REQUIREMENT: Produce an exact copy of all the data below, dropping every image.

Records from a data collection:
===============
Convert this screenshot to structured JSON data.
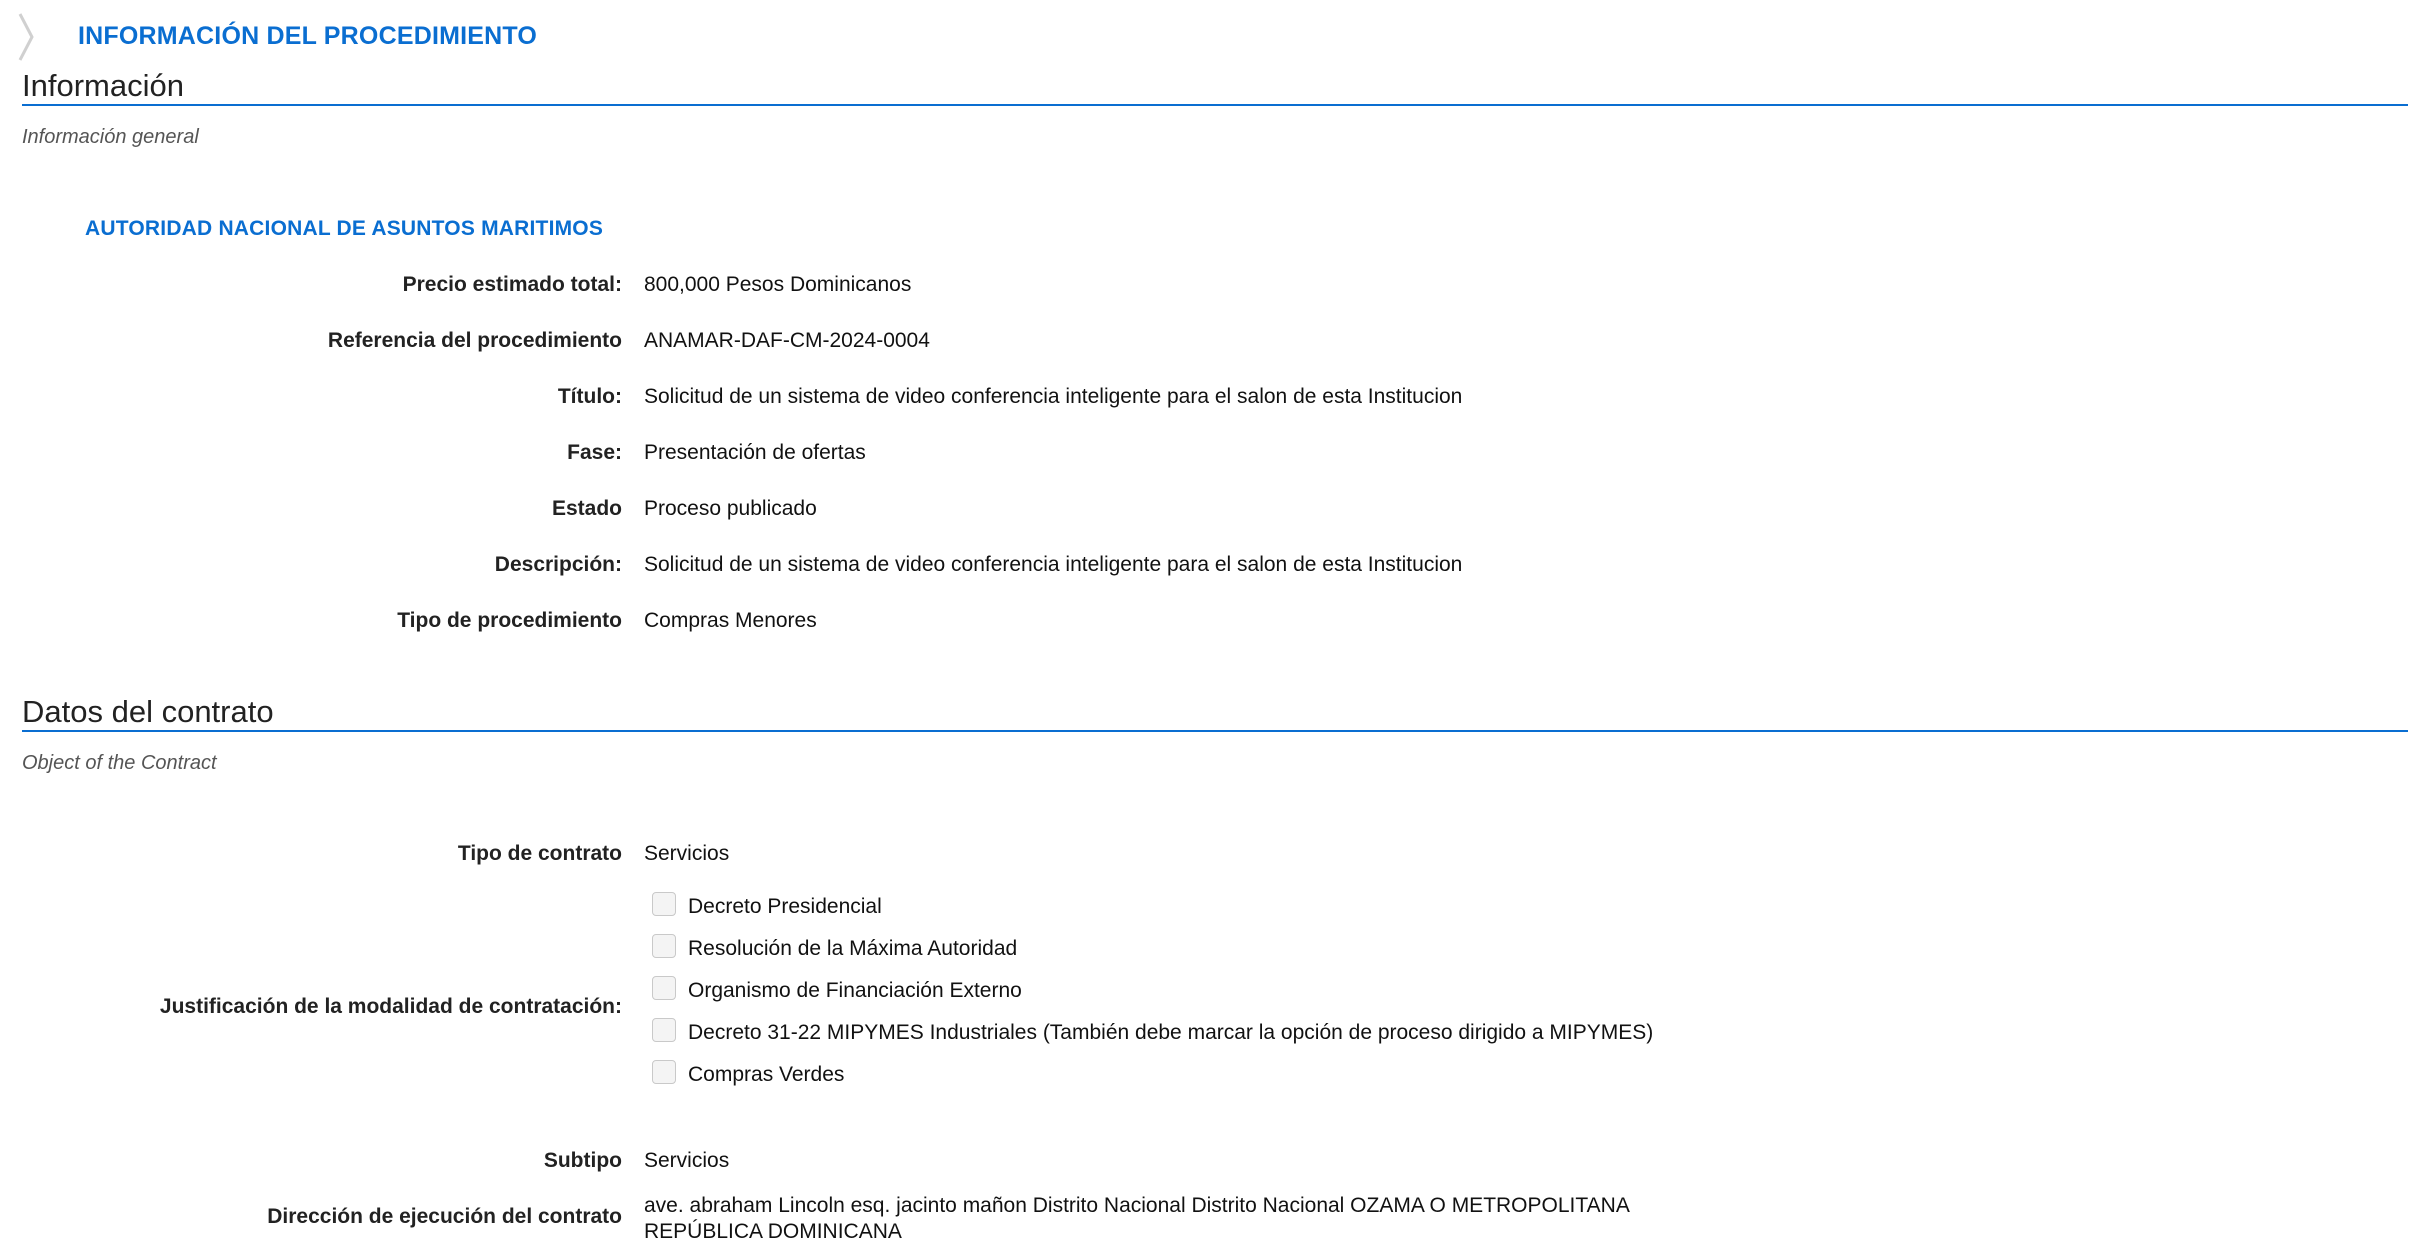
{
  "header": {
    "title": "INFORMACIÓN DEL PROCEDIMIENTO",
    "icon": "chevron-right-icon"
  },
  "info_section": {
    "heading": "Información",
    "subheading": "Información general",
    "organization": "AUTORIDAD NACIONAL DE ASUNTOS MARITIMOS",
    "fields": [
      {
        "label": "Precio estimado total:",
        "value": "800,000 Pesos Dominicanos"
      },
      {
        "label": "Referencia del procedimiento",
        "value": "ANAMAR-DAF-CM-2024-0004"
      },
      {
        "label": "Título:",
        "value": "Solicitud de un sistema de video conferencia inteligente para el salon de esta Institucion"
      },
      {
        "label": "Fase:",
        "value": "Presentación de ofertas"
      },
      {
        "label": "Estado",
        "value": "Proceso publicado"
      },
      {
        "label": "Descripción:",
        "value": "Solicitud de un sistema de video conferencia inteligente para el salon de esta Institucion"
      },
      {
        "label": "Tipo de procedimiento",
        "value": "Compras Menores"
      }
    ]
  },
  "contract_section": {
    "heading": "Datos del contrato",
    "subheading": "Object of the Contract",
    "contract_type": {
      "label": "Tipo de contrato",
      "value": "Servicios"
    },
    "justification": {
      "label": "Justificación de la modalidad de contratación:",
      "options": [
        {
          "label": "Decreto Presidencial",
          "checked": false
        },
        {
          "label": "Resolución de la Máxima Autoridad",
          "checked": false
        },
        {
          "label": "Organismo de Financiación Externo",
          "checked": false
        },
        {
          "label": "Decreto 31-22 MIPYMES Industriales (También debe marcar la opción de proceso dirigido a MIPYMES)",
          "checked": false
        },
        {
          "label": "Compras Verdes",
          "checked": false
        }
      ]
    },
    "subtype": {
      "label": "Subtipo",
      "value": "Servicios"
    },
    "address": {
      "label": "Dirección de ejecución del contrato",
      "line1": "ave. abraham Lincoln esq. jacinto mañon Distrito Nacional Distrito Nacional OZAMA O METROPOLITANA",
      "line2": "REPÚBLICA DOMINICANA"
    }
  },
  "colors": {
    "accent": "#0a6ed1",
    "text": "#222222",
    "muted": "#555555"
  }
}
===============
RESPONSE TO THIS EXERCISE:
Convert this screenshot to structured JSON data.
{
  "header": {
    "title": "INFORMACIÓN DEL PROCEDIMIENTO",
    "icon": "chevron-right-icon"
  },
  "info_section": {
    "heading": "Información",
    "subheading": "Información general",
    "organization": "AUTORIDAD NACIONAL DE ASUNTOS MARITIMOS",
    "fields": [
      {
        "label": "Precio estimado total:",
        "value": "800,000 Pesos Dominicanos"
      },
      {
        "label": "Referencia del procedimiento",
        "value": "ANAMAR-DAF-CM-2024-0004"
      },
      {
        "label": "Título:",
        "value": "Solicitud de un sistema de video conferencia inteligente para el salon de esta Institucion"
      },
      {
        "label": "Fase:",
        "value": "Presentación de ofertas"
      },
      {
        "label": "Estado",
        "value": "Proceso publicado"
      },
      {
        "label": "Descripción:",
        "value": "Solicitud de un sistema de video conferencia inteligente para el salon de esta Institucion"
      },
      {
        "label": "Tipo de procedimiento",
        "value": "Compras Menores"
      }
    ]
  },
  "contract_section": {
    "heading": "Datos del contrato",
    "subheading": "Object of the Contract",
    "contract_type": {
      "label": "Tipo de contrato",
      "value": "Servicios"
    },
    "justification": {
      "label": "Justificación de la modalidad de contratación:",
      "options": [
        {
          "label": "Decreto Presidencial",
          "checked": false
        },
        {
          "label": "Resolución de la Máxima Autoridad",
          "checked": false
        },
        {
          "label": "Organismo de Financiación Externo",
          "checked": false
        },
        {
          "label": "Decreto 31-22 MIPYMES Industriales (También debe marcar la opción de proceso dirigido a MIPYMES)",
          "checked": false
        },
        {
          "label": "Compras Verdes",
          "checked": false
        }
      ]
    },
    "subtype": {
      "label": "Subtipo",
      "value": "Servicios"
    },
    "address": {
      "label": "Dirección de ejecución del contrato",
      "line1": "ave. abraham Lincoln esq. jacinto mañon Distrito Nacional Distrito Nacional OZAMA O METROPOLITANA",
      "line2": "REPÚBLICA DOMINICANA"
    }
  },
  "colors": {
    "accent": "#0a6ed1",
    "text": "#222222",
    "muted": "#555555"
  }
}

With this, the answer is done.